One morning in 2004, Derek Epps and a friend watched over Veronica. The two were alone with the child. Later that day, Veronica's mother (Epps' girlfriend) noticed a dime-sized bump around on of Veronica's eyes. Epps told his girlfriend that the child fell off a chair while eating breakfast. He later told police that Veronica had also fallen down stairs. Veronica's condition continued to worsen during that day, and the 2-year-old became unconscious, started breathing heavily, and began making gurgling noises.
At the trial in 2007, Epps was convicted of child abuse. A pediatrician from Boston Children's' Hospital testified during the trial that Veronica's injuries were consistent with symptoms of shaken-baby syndrome or abusive head trauma. The pediatricians testimony was not contested even though new research at the time had begun to show that these symptoms could not always be caused by shaken-baby syndrome.
Shaken-baby syndrome is a serious form of child abuse that often results in serious or permanent injures for the child. When a child is violently shaken, sensitive, undeveloped and unprotected blood vessels in children's' brains can suffer tears and cause internal bleeding. This causes pressure in the skull to build which results in brain damage, nerve damage, and eye injuries. In the worst cases, shaken-baby syndrome can result in death. Studies by The National Center for Shaken-Baby Syndrome have found that SBS affects about 14,000 children every year in the US. About 30% of these children die from the resulting injuries. In reality, SBS affects many more children every year, but most of the cases go unreported and the symptoms are left unnoticed because the children do not always show visual, external injuries.

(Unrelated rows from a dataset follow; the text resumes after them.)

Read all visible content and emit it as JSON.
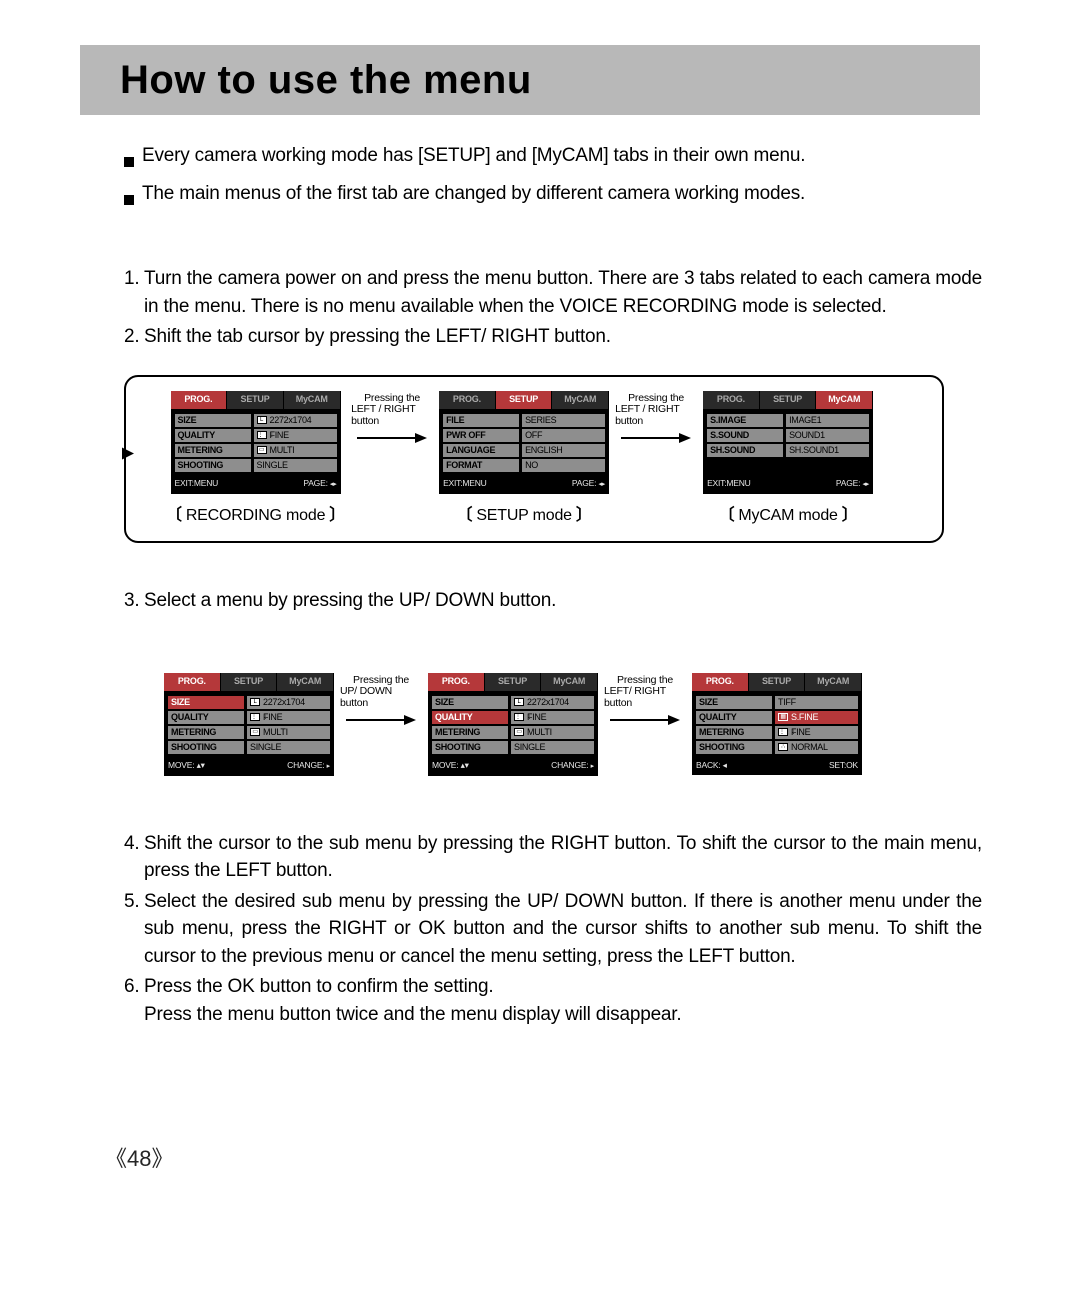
{
  "header": {
    "title": "How to use the menu"
  },
  "bullets": [
    "Every camera working mode has [SETUP] and [MyCAM] tabs in their own menu.",
    "The main menus of the first tab are changed by different camera working modes."
  ],
  "steps_a": [
    {
      "n": "1.",
      "t": "Turn the camera power on and press the menu button. There are 3 tabs related to each camera mode in the menu. There is no menu available when the VOICE RECORDING mode is selected."
    },
    {
      "n": "2.",
      "t": "Shift the tab cursor by pressing the LEFT/ RIGHT button."
    }
  ],
  "step3": {
    "n": "3.",
    "t": "Select a menu by pressing the UP/ DOWN button."
  },
  "steps_b": [
    {
      "n": "4.",
      "t": "Shift the cursor to the sub menu by pressing the RIGHT button. To shift the cursor to the main menu, press the LEFT button."
    },
    {
      "n": "5.",
      "t": "Select the desired sub menu by pressing the UP/ DOWN button. If there is another menu under the sub menu, press the RIGHT or OK button and the cursor shifts to another sub menu. To shift the cursor to the previous menu or cancel the menu setting, press the LEFT button."
    },
    {
      "n": "6.",
      "t": "Press the OK button to confirm the setting.",
      "t2": "Press the menu button twice and the menu display will disappear."
    }
  ],
  "arrows": {
    "a1": {
      "l1": "Pressing the",
      "l2": "LEFT / RIGHT button"
    },
    "a2": {
      "l1": "Pressing the",
      "l2": "UP/ DOWN button"
    },
    "a3": {
      "l1": "Pressing the",
      "l2": "LEFT/ RIGHT button"
    }
  },
  "captions": {
    "rec": "RECORDING mode",
    "setup": "SETUP mode",
    "mycam": "MyCAM mode"
  },
  "tabs": {
    "prog": "PROG.",
    "setup": "SETUP",
    "mycam": "MyCAM"
  },
  "footers": {
    "exit": "EXIT:MENU",
    "page": "PAGE:",
    "move": "MOVE:",
    "change": "CHANGE:",
    "back": "BACK:",
    "setok": "SET:OK"
  },
  "lcd1": {
    "active": "prog",
    "rows": [
      {
        "label": "SIZE",
        "val": "2272x1704",
        "icon": "L"
      },
      {
        "label": "QUALITY",
        "val": "FINE",
        "icon": "⋮⋮⋮"
      },
      {
        "label": "METERING",
        "val": "MULTI",
        "icon": "▭"
      },
      {
        "label": "SHOOTING",
        "val": "SINGLE",
        "icon": ""
      }
    ]
  },
  "lcd2": {
    "active": "setup",
    "rows": [
      {
        "label": "FILE",
        "val": "SERIES"
      },
      {
        "label": "PWR OFF",
        "val": "OFF"
      },
      {
        "label": "LANGUAGE",
        "val": "ENGLISH"
      },
      {
        "label": "FORMAT",
        "val": "NO"
      }
    ]
  },
  "lcd3": {
    "active": "mycam",
    "rows": [
      {
        "label": "S.IMAGE",
        "val": "IMAGE1"
      },
      {
        "label": "S.SOUND",
        "val": "SOUND1"
      },
      {
        "label": "SH.SOUND",
        "val": "SH.SOUND1"
      }
    ]
  },
  "lcd4": {
    "active": "prog",
    "hlRow": 0,
    "hlSide": "label",
    "rows": [
      {
        "label": "SIZE",
        "val": "2272x1704",
        "icon": "L"
      },
      {
        "label": "QUALITY",
        "val": "FINE",
        "icon": "⋮⋮⋮"
      },
      {
        "label": "METERING",
        "val": "MULTI",
        "icon": "▭"
      },
      {
        "label": "SHOOTING",
        "val": "SINGLE",
        "icon": ""
      }
    ]
  },
  "lcd5": {
    "active": "prog",
    "hlRow": 1,
    "hlSide": "label",
    "rows": [
      {
        "label": "SIZE",
        "val": "2272x1704",
        "icon": "L"
      },
      {
        "label": "QUALITY",
        "val": "FINE",
        "icon": "⋮⋮⋮"
      },
      {
        "label": "METERING",
        "val": "MULTI",
        "icon": "▭"
      },
      {
        "label": "SHOOTING",
        "val": "SINGLE",
        "icon": ""
      }
    ]
  },
  "lcd6": {
    "active": "prog",
    "hlRow": 1,
    "hlSide": "val",
    "rows": [
      {
        "label": "SIZE",
        "val": "TIFF",
        "icon": ""
      },
      {
        "label": "QUALITY",
        "val": "S.FINE",
        "icon": "▦"
      },
      {
        "label": "METERING",
        "val": "FINE",
        "icon": "⋮⋮⋮"
      },
      {
        "label": "SHOOTING",
        "val": "NORMAL",
        "icon": "∴"
      }
    ]
  },
  "pagenum": "48"
}
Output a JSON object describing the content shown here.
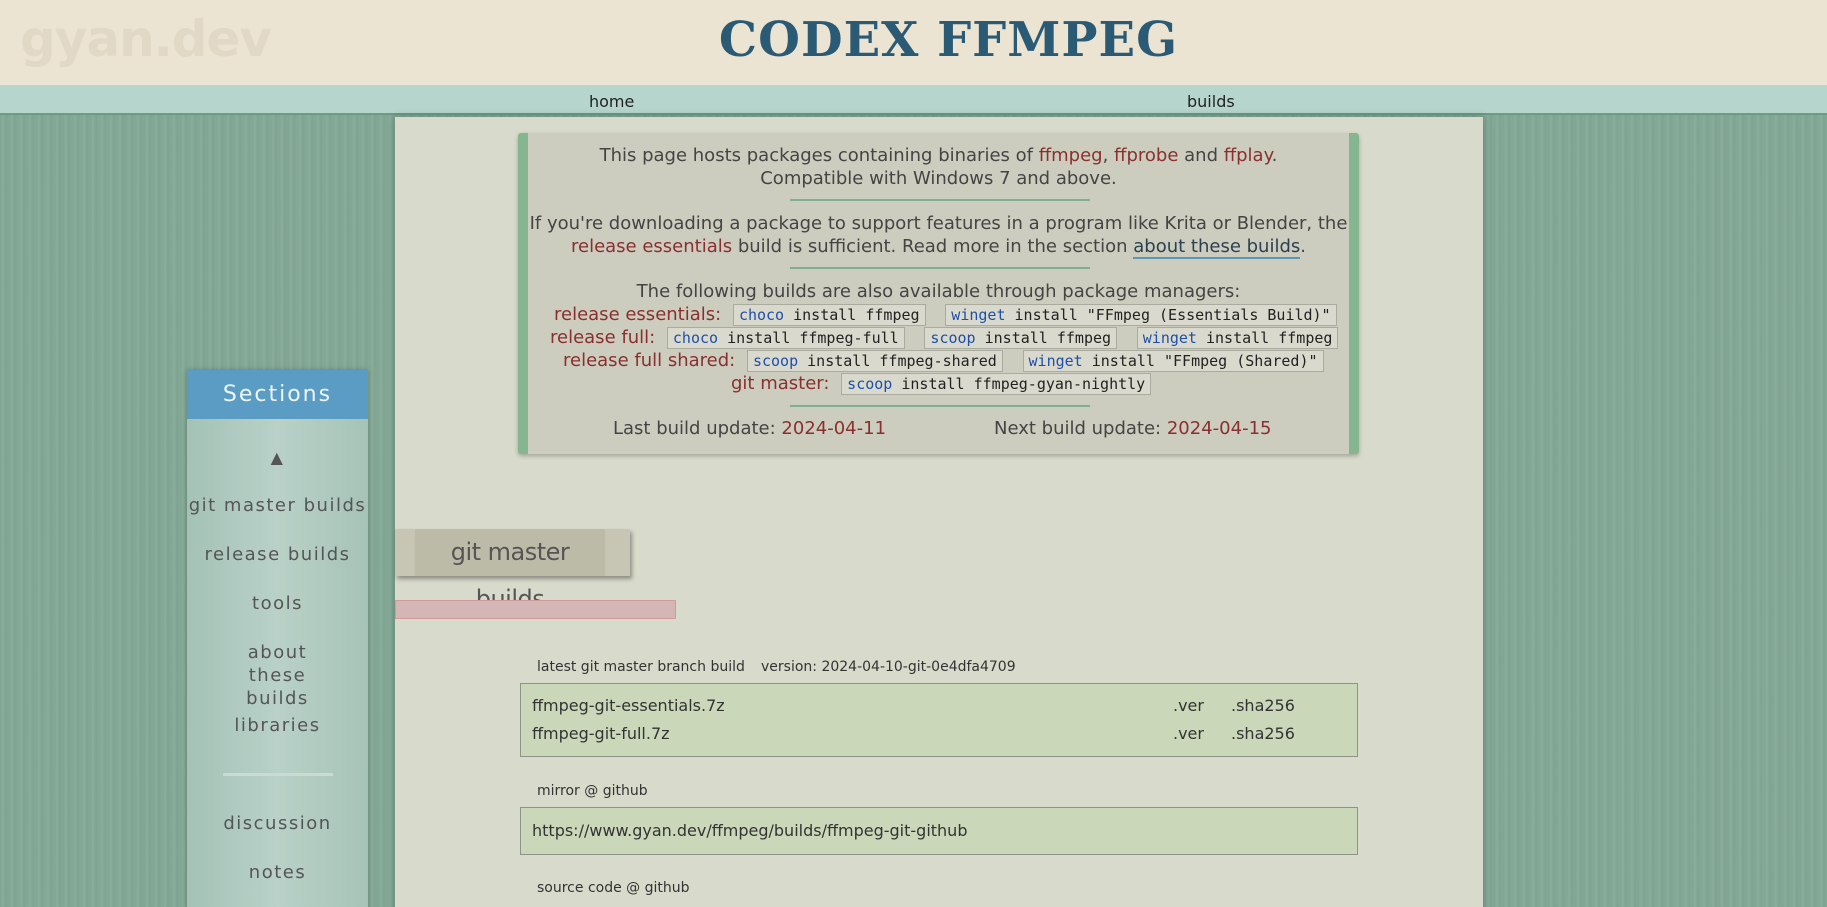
{
  "header": {
    "logo": "gyan.dev",
    "title": "CODEX FFMPEG"
  },
  "nav": {
    "home": "home",
    "builds": "builds"
  },
  "info": {
    "line1_pre": "This page hosts packages containing binaries of ",
    "ffmpeg": "ffmpeg",
    "comma": ", ",
    "ffprobe": "ffprobe",
    "and": " and ",
    "ffplay": "ffplay",
    "period": ".",
    "line2": "Compatible with Windows 7 and above.",
    "line3": "If you're downloading a package to support features in a program like Krita or Blender, the",
    "line4_hl": "release essentials",
    "line4_mid": " build is sufficient. Read more in the section ",
    "line4_link": "about these builds",
    "line4_end": ".",
    "pm_intro": "The following builds are also available through package managers:",
    "pm_rows": [
      {
        "label": "release essentials:",
        "cmds": [
          {
            "tool": "choco",
            "args": " install ffmpeg"
          },
          {
            "tool": "winget",
            "args": " install \"FFmpeg (Essentials Build)\""
          }
        ]
      },
      {
        "label": "release full:",
        "cmds": [
          {
            "tool": "choco",
            "args": " install ffmpeg-full"
          },
          {
            "tool": "scoop",
            "args": " install ffmpeg"
          },
          {
            "tool": "winget",
            "args": " install ffmpeg"
          }
        ]
      },
      {
        "label": "release full shared:",
        "cmds": [
          {
            "tool": "scoop",
            "args": " install ffmpeg-shared"
          },
          {
            "tool": "winget",
            "args": " install \"FFmpeg (Shared)\""
          }
        ]
      },
      {
        "label": "git master:",
        "cmds": [
          {
            "tool": "scoop",
            "args": " install ffmpeg-gyan-nightly"
          }
        ]
      }
    ],
    "last_label": "Last build update: ",
    "last_date": "2024-04-11",
    "next_label": "Next build update: ",
    "next_date": "2024-04-15"
  },
  "sidebar": {
    "title": "Sections",
    "up_arrow": "▲",
    "items": [
      "git master builds",
      "release builds",
      "tools",
      "about these builds",
      "libraries",
      "discussion",
      "notes"
    ]
  },
  "section": {
    "title": "git master builds",
    "latest_caption": "latest git master branch build",
    "version_caption": "version: 2024-04-10-git-0e4dfa4709",
    "files": [
      {
        "name": "ffmpeg-git-essentials.7z",
        "ver": ".ver",
        "sha": ".sha256"
      },
      {
        "name": "ffmpeg-git-full.7z",
        "ver": ".ver",
        "sha": ".sha256"
      }
    ],
    "mirror_caption": "mirror @ github",
    "mirror_url": "https://www.gyan.dev/ffmpeg/builds/ffmpeg-git-github",
    "source_caption": "source code @ github"
  }
}
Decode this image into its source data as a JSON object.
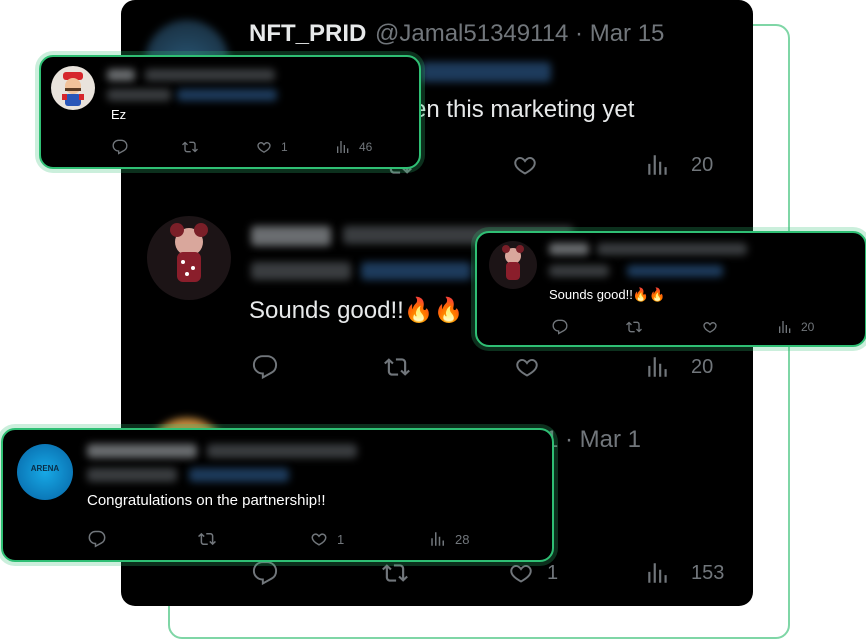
{
  "feed": {
    "top_tweet": {
      "name": "NFT_PRID",
      "handle_date": "@Jamal51349114 · Mar 15",
      "text_fragment": "en this marketing yet",
      "views": "20"
    },
    "mid_tweet": {
      "text": "Sounds good!!🔥🔥",
      "views": "20"
    },
    "bottom_tweet": {
      "date_fragment": "1 · Mar 1",
      "likes": "1",
      "views": "153"
    }
  },
  "cards": {
    "card_ez": {
      "text": "Ez",
      "likes": "1",
      "views": "46"
    },
    "card_sounds": {
      "text": "Sounds good!!🔥🔥",
      "views": "20"
    },
    "card_congrats": {
      "avatar_text": "ARENA",
      "text": "Congratulations on the partnership!!",
      "likes": "1",
      "views": "28"
    }
  },
  "icons": [
    "reply-icon",
    "retweet-icon",
    "like-icon",
    "views-icon"
  ],
  "colors": {
    "background": "#000000",
    "accent_green": "#2fbf74",
    "muted_text": "#71767b",
    "frame_green": "#7fd6a6"
  }
}
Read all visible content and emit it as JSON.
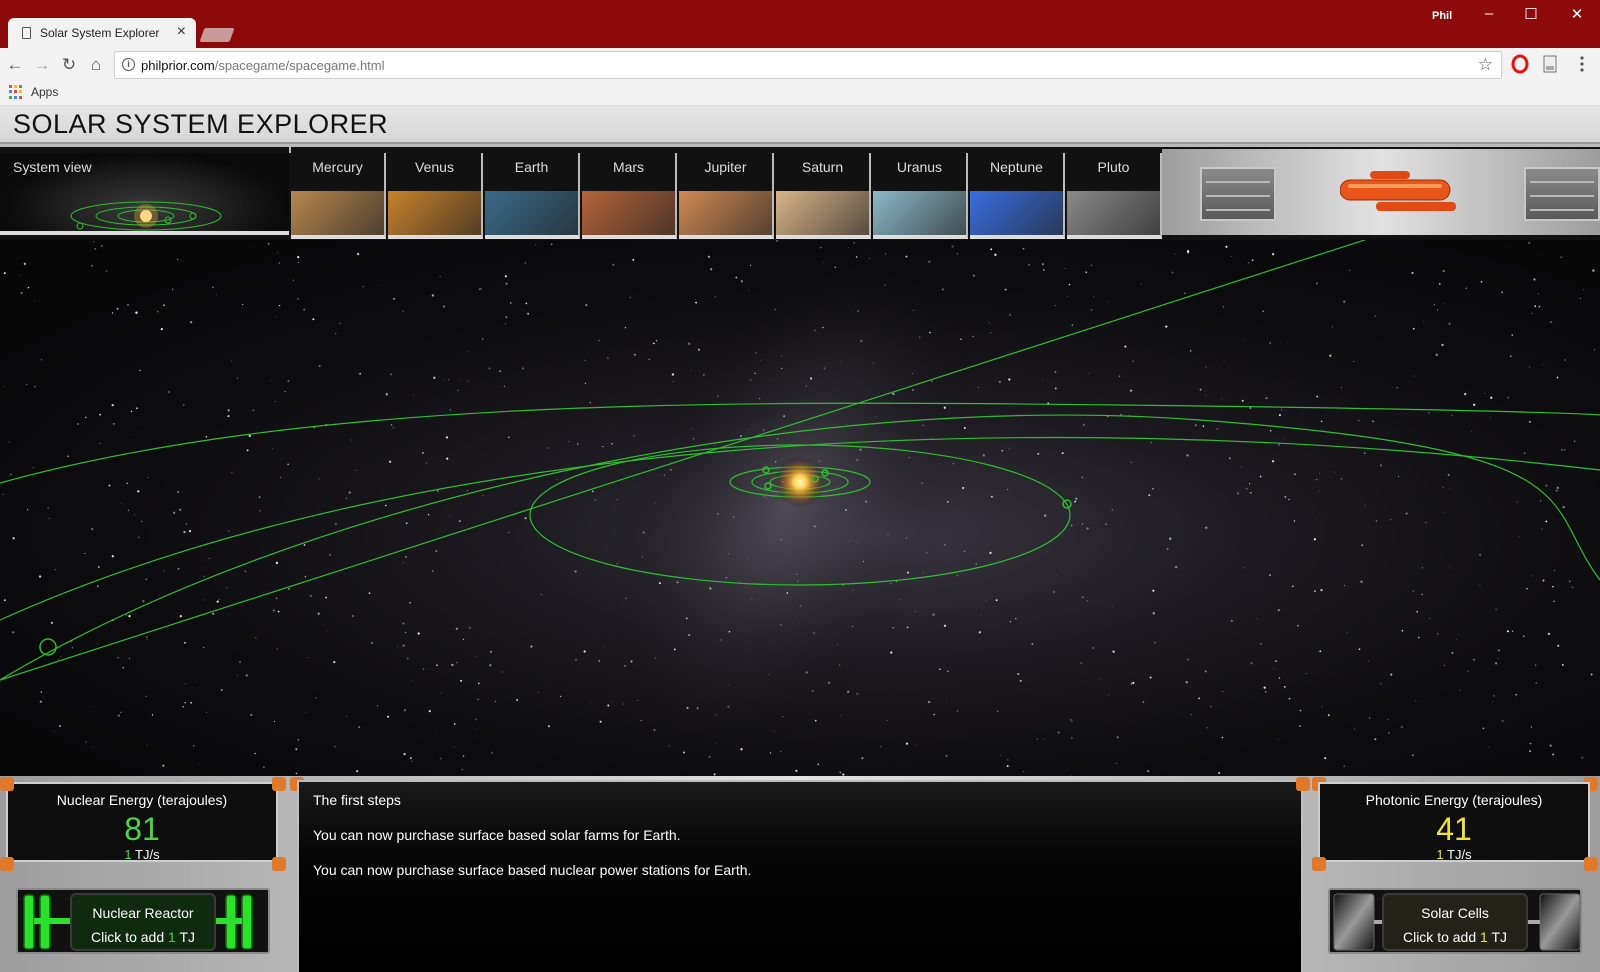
{
  "browser": {
    "tab_title": "Solar System Explorer",
    "tab_close": "×",
    "profile_name": "Phil",
    "minimize": "–",
    "maximize": "☐",
    "close": "✕",
    "back": "←",
    "forward": "→",
    "reload": "↻",
    "home": "⌂",
    "url_host": "philprior.com",
    "url_path": "/spacegame/spacegame.html",
    "star": "☆",
    "bookmarks_apps": "Apps"
  },
  "page": {
    "title": "SOLAR SYSTEM EXPLORER"
  },
  "planet_bar": {
    "system_view": "System view",
    "planets": [
      {
        "label": "Mercury",
        "color": "#b8874f"
      },
      {
        "label": "Venus",
        "color": "#c8822c"
      },
      {
        "label": "Earth",
        "color": "#3a6a8a"
      },
      {
        "label": "Mars",
        "color": "#b5633a"
      },
      {
        "label": "Jupiter",
        "color": "#d08a55"
      },
      {
        "label": "Saturn",
        "color": "#d9b48a"
      },
      {
        "label": "Uranus",
        "color": "#8cb8c8"
      },
      {
        "label": "Neptune",
        "color": "#3a6ee0"
      },
      {
        "label": "Pluto",
        "color": "#8a8a8a"
      }
    ]
  },
  "nuclear": {
    "title": "Nuclear Energy (terajoules)",
    "value": "81",
    "rate_num": "1",
    "rate_unit": " TJ/s",
    "value_color": "#4fd14f",
    "button_title": "Nuclear Reactor",
    "button_prefix": "Click to add ",
    "button_num": "1",
    "button_unit": " TJ"
  },
  "photonic": {
    "title": "Photonic Energy (terajoules)",
    "value": "41",
    "rate_num": "1",
    "rate_unit": " TJ/s",
    "value_color": "#f0e23a",
    "button_title": "Solar Cells",
    "button_prefix": "Click to add ",
    "button_num": "1",
    "button_unit": " TJ"
  },
  "messages": [
    "The first steps",
    "You can now purchase surface based solar farms for Earth.",
    "You can now purchase surface based nuclear power stations for Earth."
  ],
  "colors": {
    "orbit": "#2fbf2f",
    "titlebar": "#8c0a0a",
    "accent_orange": "#e07a2a"
  }
}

Symptoms of SBS include:
- Difficulty lifting head
- Trouble breathing
- Inability to smile or make sounds
- Bruising on the head, arms, or chest
- Bulging spots on the forehead or head
- Difficulty focusing
- Uneven pupils
Long-term effects of SBS include disabilities in motor function, speech, learning, perception, and memory along with other mental and emotional disabilities.
In the past, SBS was determined to be the cause of many brain-trauma injuries in children, but newer scientific research has called into question the ability of even the most violent shaking to cause such severe injuries. Many experts believe it would take physical trauma (like a blow to the head or a fall off a chair) to cause these injuries. In Epp's case, the court is ruling specifically on whether his previous trial lacked the necessary scientific or medical expert testimony that could lead to a sound judgement of child abuse. In other words, the court is looking to see if the testimony of the pediatrician in the previous trial is up to date with current medical knowledge about SBS.
The court has made it clear that they are not making a ruling about Epp's guilt (or innocence) at this time.